Russian Biologists Find New Hints of Natural Origin of COVID-19

Researchers of the Institute for Information Transmission Problems of the Russian Academy of Sciences have discovered an unusual way of accumulation of point mutations in the SARS-CoV-2 coronavirus genome indicating that recently it was evolutionarily adapted to reside in bats, the Institute’s press service reported on Tuesday citing the article in the PeerJ journal, TASS reported.

“We discovered that the share of mutations of guanine to uracil in the SARS-CoV-2 genome increased almost ten-fold after the virus was transmitted to humans. This characteristic is much less pronounced in the genome of the atypical pneumonia SARS-CoV pathogen and is practically non-existent in the cold HKU1 virus,” researchers wrote.

The scientists for a rather long time have been trying to understand where and how the novel coronavirus emerged causing the global COVID-19 pandemic as well as when it started to be transmitted from human to human. There is no consensus among the epidemiologists on this subject.

There are many discussions when and where the first infection of a human with the SARS-CoV-2 coronavirus occurred, whether it shows signs of recombination, whether humans received the virus directly from bats or through a transitionary host as well as why the SARS-CoV-2 turned out to be so strong.

Biologists of the Institute for Information Transmission Problems of the Russian Academy of Sciences Alexander and Yuri Panchin attempted to receive answers to some of these questions, comparing the accumulation of point mutations in the genome of the COVID-19 pathogen with other related coronaviruses – the atypical pneumonia SARS virus and the common cold HKU1 virus.
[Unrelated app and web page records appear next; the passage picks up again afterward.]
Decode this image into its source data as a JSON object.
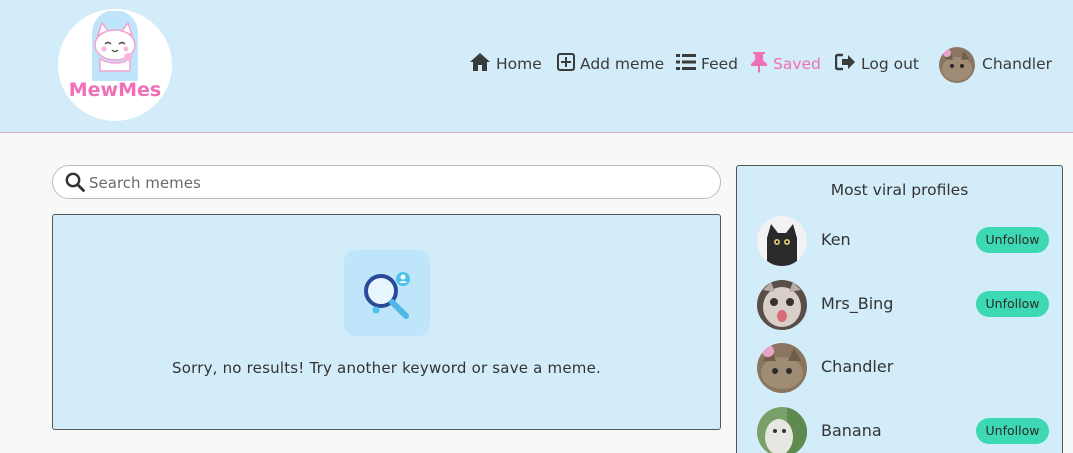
{
  "app": {
    "logo_text": "MewMes"
  },
  "nav": {
    "home": "Home",
    "add_meme": "Add meme",
    "feed": "Feed",
    "saved": "Saved",
    "logout": "Log out",
    "user": "Chandler"
  },
  "search": {
    "placeholder": "Search memes",
    "value": ""
  },
  "results": {
    "empty_message": "Sorry, no results! Try another keyword or save a meme."
  },
  "viral": {
    "title": "Most viral profiles",
    "profiles": [
      {
        "name": "Ken",
        "button": "Unfollow"
      },
      {
        "name": "Mrs_Bing",
        "button": "Unfollow"
      },
      {
        "name": "Chandler",
        "button": ""
      },
      {
        "name": "Banana",
        "button": "Unfollow"
      }
    ]
  },
  "colors": {
    "header_bg": "#d2ecfa",
    "accent_pink": "#f06fb8",
    "button_teal": "#3dd9b4",
    "panel_bg": "#d2ecfa"
  },
  "icons": [
    "home-icon",
    "plus-square-icon",
    "list-icon",
    "pin-icon",
    "logout-icon",
    "search-icon",
    "magnifier-user-icon"
  ]
}
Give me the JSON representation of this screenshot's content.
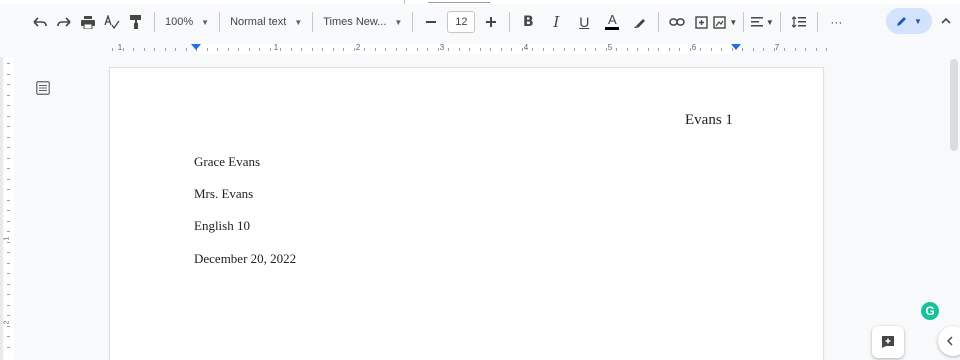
{
  "toolbar": {
    "zoom": "100%",
    "style": "Normal text",
    "font": "Times New...",
    "font_size": "12",
    "bold": "B",
    "italic": "I",
    "underline": "U",
    "text_color": "A",
    "more": "···"
  },
  "ruler": {
    "numbers": [
      "1",
      "1",
      "2",
      "3",
      "4",
      "5",
      "6",
      "7"
    ]
  },
  "vertical_ruler": {
    "numbers": [
      "1",
      "2"
    ]
  },
  "document": {
    "header": "Evans 1",
    "lines": [
      "Grace Evans",
      "Mrs. Evans",
      "English 10",
      "December 20, 2022"
    ]
  },
  "colors": {
    "accent": "#1a73e8",
    "editing_pill": "#d3e3fd",
    "grammarly": "#15c39a"
  },
  "icons": [
    "undo-icon",
    "redo-icon",
    "print-icon",
    "spellcheck-icon",
    "paint-format-icon",
    "highlighter-icon",
    "link-icon",
    "add-comment-icon",
    "insert-image-icon",
    "align-icon",
    "line-spacing-icon",
    "edit-pencil-icon",
    "chevron-up-icon",
    "outline-icon",
    "grammarly-icon",
    "chevron-left-icon"
  ],
  "grammarly": {
    "label": "G"
  }
}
The scientists studied how the relative mutation frequencies changed in those viruses after infecting humans.

In all, Russian scientists analyzed and compared over a thousand SARS-CoV-2 genomes, about two hundred genomes of the atypical pneumonia pathogen, forty sequences for the HKU1 virus as well as several genomes of its closest relatives among the coronaviruses of animal origin.

It turned out that in the genomes of all human viruses approximately one or two thousand point variations are present having appeared presumably after those viruses adapted to infect humans. A study of these small mutations allowed the researchers to uncover a unique characteristic of the novel coronavirus not typical of its closest relatives.

They found that the SARS-CoV-2 genome contains an unusually large number of mutations which lead to the replacement of guanine (G), one of the four “letters” of the DNA and the RNA chains, with the molecules of uracil (U). In all, over two hundred (15%) of the discovered mutations belong to this category. This is almost ten times the share of such mutations in the SARS-CoV-2 ancestor before the infection of humans.

This was absolutely not typical of other coronaviruses in which the share of replacement of guanine with uracil before and after infections in humans was similar. This unique characteristic of the SARS-CoV-2 virus manifested itself both in the full set of genomes and in the analyses of the genome sets obtained in some countries, such as the US and China.

As the article’s authors suggest, this feature of the COVID-19 pathogen reflects the fact that until recently it was infecting bats whose cells are unusually well-defended from the accumulation of various aggressive molecules capable of introducing mutations in the new copies of the viral RNA.